3. Absurd action movie stunts—chief amongst them the airjack, the aim shot, and the cyclone shot. To airjack, follow behind a car, hold the B button, then release it when a red indicator turns green, and Vin will jump out of the car he’s driving, into the car he was following, kick the driver out, and take control of the car all in one smooth motion. To aim shot, build up “focus meter” then hit up on the control pad, and the game goes into slow-motion and you can shoot a car ahead of you in the gas tank to make it explode. The cyclone shot is like the aimed shot, except first Vin spins the car around and drives backwards while shooting—handy for taking out pursuers.
Now, the absurd action movie stunts are actually a lot of fun, though I’m a bit tired of chauffeur missions where I can’t airjack easily because I’d be leaving the guy I’m chauffeuring behind and would then have to stop and wait for him to get into my new car.

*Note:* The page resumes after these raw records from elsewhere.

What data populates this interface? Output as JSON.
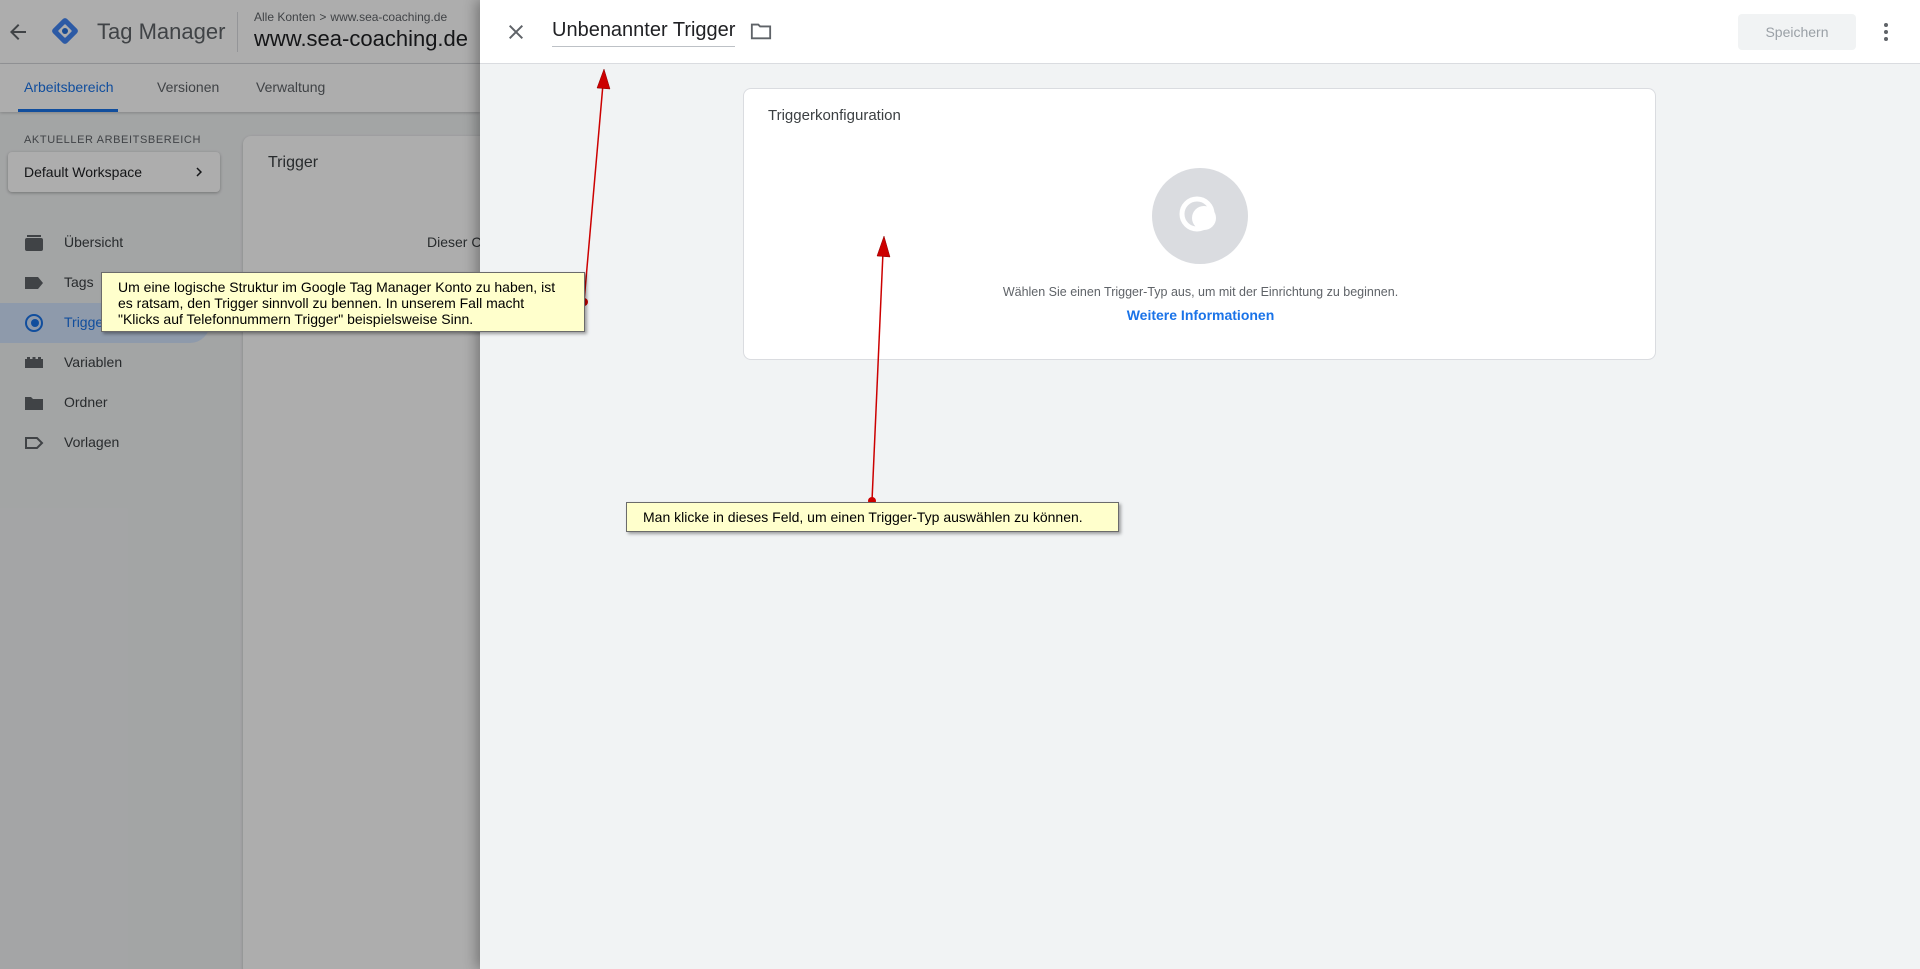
{
  "gtm": {
    "app_title": "Tag Manager",
    "breadcrumb": {
      "all_accounts": "Alle Konten",
      "separator": ">",
      "account": "www.sea-coaching.de"
    },
    "container_title": "www.sea-coaching.de",
    "nav_tabs": [
      {
        "label": "Arbeitsbereich",
        "active": true
      },
      {
        "label": "Versionen",
        "active": false
      },
      {
        "label": "Verwaltung",
        "active": false
      }
    ],
    "workspace_label": "AKTUELLER ARBEITSBEREICH",
    "workspace_name": "Default Workspace",
    "sidebar": [
      {
        "label": "Übersicht",
        "icon": "overview-icon",
        "active": false
      },
      {
        "label": "Tags",
        "icon": "tag-icon",
        "active": false
      },
      {
        "label": "Trigger",
        "icon": "trigger-icon",
        "active": true
      },
      {
        "label": "Variablen",
        "icon": "variables-icon",
        "active": false
      },
      {
        "label": "Ordner",
        "icon": "folder-icon",
        "active": false
      },
      {
        "label": "Vorlagen",
        "icon": "templates-icon",
        "active": false
      }
    ],
    "main_card": {
      "title": "Trigger",
      "text": "Dieser C"
    }
  },
  "panel": {
    "title": "Unbenannter Trigger",
    "save_label": "Speichern",
    "config": {
      "title": "Triggerkonfiguration",
      "hint": "Wählen Sie einen Trigger-Typ aus, um mit der Einrichtung zu beginnen.",
      "link": "Weitere Informationen"
    }
  },
  "annotations": {
    "callout_1": "Um eine logische Struktur im Google Tag Manager Konto zu haben, ist es ratsam, den Trigger sinnvoll zu bennen. In unserem Fall macht \"Klicks auf Telefonnummern Trigger\" beispielsweise Sinn.",
    "callout_2": "Man klicke in dieses Feld, um einen Trigger-Typ auswählen zu können."
  },
  "colors": {
    "accent": "#1a73e8",
    "callout_bg": "#ffffcc",
    "arrow": "#cc0000",
    "gtm_logo": "#4285f4"
  }
}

The Wheelman isn’t really a bad game. I’m sure I’d like it more if I liked GTA-style games more. I don’t, though—I don’t know why, but I got tired of “Tough guy runs driving missions for criminal factions” way faster than I got tired of “Space marine shoots monsters.” The Wheelman is a fairly average example of a genre I have no use for, and a famous actor, an exotic locale, and action movie stunts aren’t enough to push it above its competitors. I don’t think it’s even worth a rental. On the other hand, if you like GTA games, and you like them specifically for the driving and the shooting, and not for the characterization, humor, lively city, or interesting side quests, you may disagree with me.
STEPHEN LEA SHEPPARD